Local and regional water authorities are important partners in the statewide response to climate change. DWR supports local and regional planning and management authorities in their climate change analysis and resource management planning by providing greenhouse gas analysis guidance, climate change guidance for regional water management and annual hydroclimate reports.

In partnership with the U.S. Environmental Protection Agency, Resources Legacy Fund, and The U.S. Army Corps of Engineers, we developed the Climate Change Handbook for Regional Water Planning , which provides a framework for considering climate change in water management planning. Key decision considerations, resources, tools, and decision options are presented that will guide resource managers and planners as they develop means of adapting their programs to a changing climate.

The handbook uses DWR's Integrated Regional Water Management (IRWM) planning framework as a model into which analysis of climate change impacts and planning for adaptation and mitigation can be integrated. The Handbook includes:

  • The science of climate change, tools and links;
  • The energy-water connection and greenhouse gas emissions;
  • How to assess regional vulnerability to climate change;
  • How to measure regional impacts;
  • Resource management strategies
  • Case studies illustrating a range of climate change adaptation and mitigation issues within and outside of California.

Integrated Regional Water Management (IRWM) is a key initiative for addressing climate change and improving water supply reliability. We manage several grant programs to promote and improve local and regional water resource management by incorporating climate change considerations in IRWM planning analyses. The Accessory Climate Change Guidance for Integrated Regional Water Management provides strategies for adapting to climate change, and considerations for incorporating climate change analysis into California Environmental Quality Act documents.

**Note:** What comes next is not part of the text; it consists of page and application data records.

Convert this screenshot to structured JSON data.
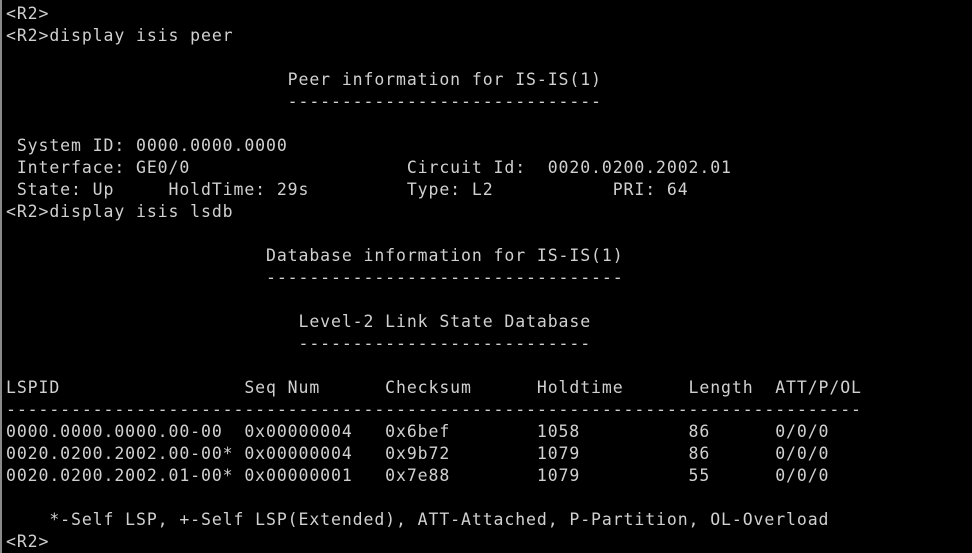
{
  "terminal": {
    "text_color": "#d0d0d0",
    "background_color": "#000000",
    "lines": [
      "<R2>",
      "<R2>display isis peer",
      "",
      "                          Peer information for IS-IS(1)",
      "                          -----------------------------",
      "",
      " System ID: 0000.0000.0000",
      " Interface: GE0/0                    Circuit Id:  0020.0200.2002.01",
      " State: Up     HoldTime: 29s         Type: L2           PRI: 64",
      "<R2>display isis lsdb",
      "",
      "                        Database information for IS-IS(1)",
      "                        ---------------------------------",
      "",
      "                           Level-2 Link State Database",
      "                           ---------------------------",
      "",
      "LSPID                 Seq Num      Checksum      Holdtime      Length  ATT/P/OL",
      "-------------------------------------------------------------------------------",
      "0000.0000.0000.00-00  0x00000004   0x6bef        1058          86      0/0/0",
      "0020.0200.2002.00-00* 0x00000004   0x9b72        1079          86      0/0/0",
      "0020.0200.2002.01-00* 0x00000001   0x7e88        1079          55      0/0/0",
      "",
      "    *-Self LSP, +-Self LSP(Extended), ATT-Attached, P-Partition, OL-Overload",
      "<R2>"
    ]
  }
}
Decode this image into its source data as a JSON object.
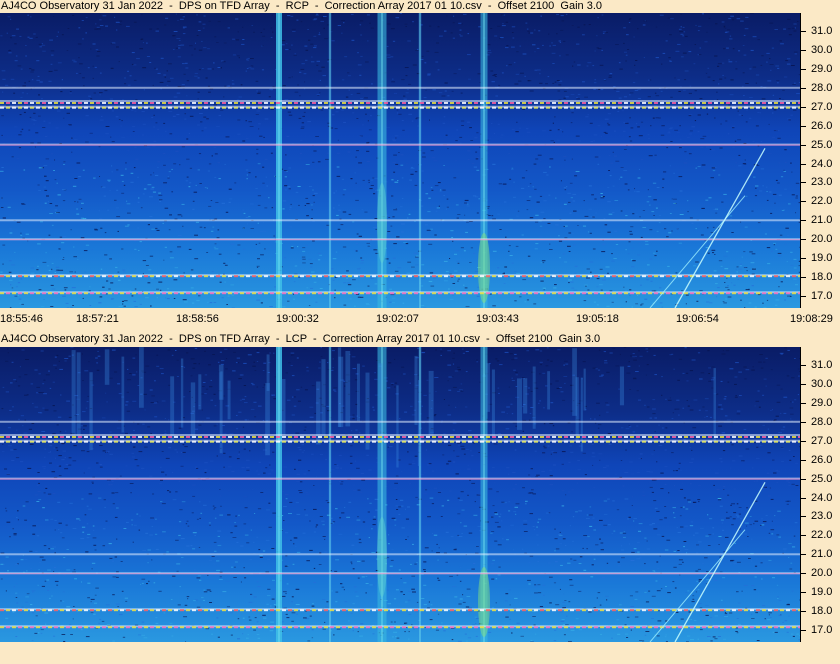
{
  "panels": [
    {
      "title": "AJ4CO Observatory 31 Jan 2022  -  DPS on TFD Array  -  RCP  -  Correction Array 2017 01 10.csv  -  Offset 2100  Gain 3.0",
      "polarization": "RCP"
    },
    {
      "title": "AJ4CO Observatory 31 Jan 2022  -  DPS on TFD Array  -  LCP  -  Correction Array 2017 01 10.csv  -  Offset 2100  Gain 3.0",
      "polarization": "LCP"
    }
  ],
  "chart_data": {
    "type": "heatmap",
    "description_colors": {
      "low": "#0a1a5a",
      "mid": "#1060d0",
      "high": "#40c8e0",
      "hot": "#f0f060",
      "background": "#fbe9c6"
    },
    "y_ticks": [
      "31.0",
      "30.0",
      "29.0",
      "28.0",
      "27.0",
      "26.0",
      "25.0",
      "24.0",
      "23.0",
      "22.0",
      "21.0",
      "20.0",
      "19.0",
      "18.0",
      "17.0"
    ],
    "y_range": [
      16.5,
      31.8
    ],
    "x_ticks": [
      "18:55:46",
      "18:57:21",
      "18:58:56",
      "19:00:32",
      "19:02:07",
      "19:03:43",
      "19:05:18",
      "19:06:54",
      "19:08:29"
    ],
    "interference_lines_mhz": [
      28.0,
      27.3,
      27.0,
      25.0,
      21.0,
      20.0,
      18.1,
      17.2
    ]
  }
}
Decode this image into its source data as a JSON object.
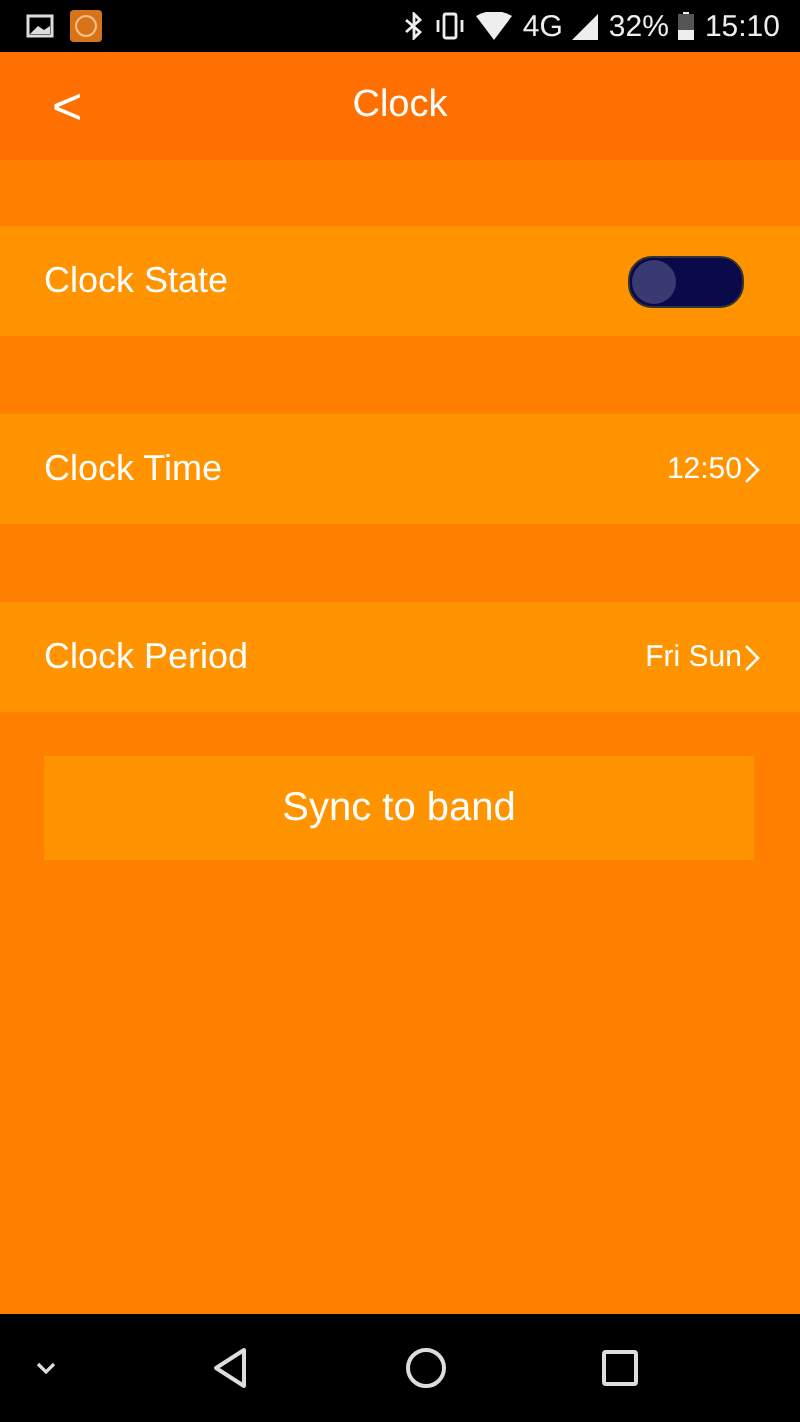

Climate change is a global phenomenon, but the impacts of climate change will differ regionally and the strategies for addressing the impacts of climate change will vary by location. We encourage local and regional water resource managers to minimize greenhouse gas emissions, proactively assess likely impacts of climate change on their resources, and develop strategies for adapting to these changes.